Part of that much-increased ability is down to Ford's new AdvanceTrac stability control system. Combined with the new clutch — a very light throw, but it engages too far up the stroke — AdvanceTrac makes the GT500 a very friendly car; you could now safely lend it to a less-than-talented driver and stand greater than 50:50 odds of seeing it in one piece again. Like many similar systems, AdvanceTrac has a "Sport" mode that's a good halfway house between the no-fun, fully-on mode and the you'd-bettter-be-paying-attention, fully-off. Sport allows a reasonable amount of slip from either front or rear wheels before reining them in to boost speed and safety. The system even helps avoid understeer, to which the chassis is now biased.
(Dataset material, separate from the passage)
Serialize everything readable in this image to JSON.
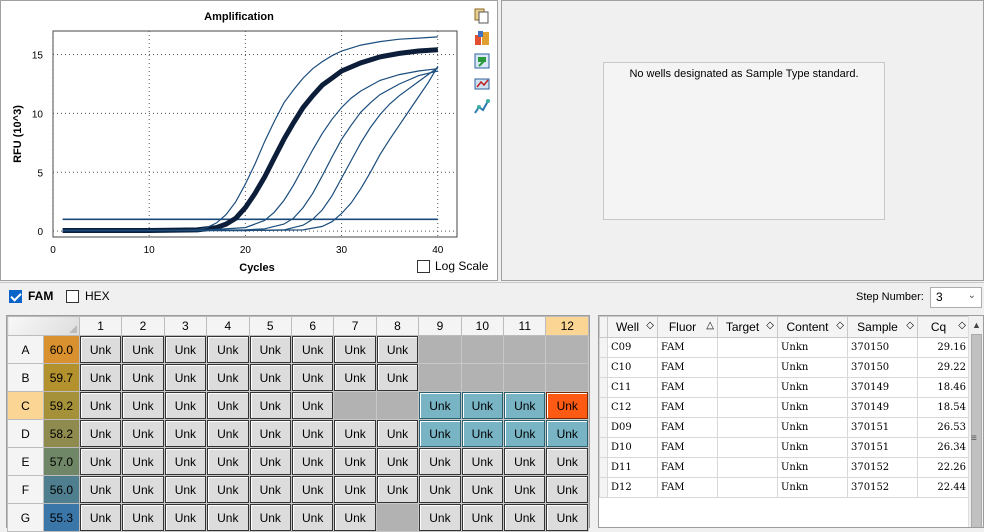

Turn everything off and throw the GT500 into a corner too fast and it'll push the front. Trail braking or stomping on the gas will, of course, counteract this; at which point the slide is still controllable with hefty application of countersteer. For a 540 HP, RWD car, this new Shelby is is a baby, both forgiving and easy to drive fast.
That new control isn't apparent on the drag strip. On a cold, greasy strip, into a 20 MPH headwind, this drag racing neophyte wasn't able to turn in a time faster than 13.7 seconds. Despite the standard launch control — run through AdvanceTrac, so it's on if the system is — and even with traction control switched on, I couldn't stop the rear wheels spinning up under full throttle all the way through third gear. Experienced racers were able to turn in 12.3-second figures, which were very impressive given the conditions. Without AdvanceTrac the result was more dramatic, but much slower.
It's hard to get this far into a review of a Mustang without talking about the live rear axle. The 2010 Shelby GT500 still uses one. It's this piece of throwback mechanical componentry that critics center their anti-Mustang arguments around and that Ford inexplicably continues to use, even at this price point. While the live rear axle still does define the Mustang's unique character, it doesn't appear to provide much limitation now that the rest of the package is so refined. You can see it jumping up and down underneath the rear when the GT500 runs the 1/4 mile and you can feel it spinning away back there in corners, but you'll be more focused on using the excellent steering feel and adjustable chassis to care.
In fact, the only place where that live rear axle rears its ugly head is while doing burnouts; axle tramp is still so incredibly violent you'll be convinced you've broken the car every time the rear wheels spin up for more than three seconds. Now though, despite the new power, the GT500 isn't likely to find itself doing that unless you really want it to.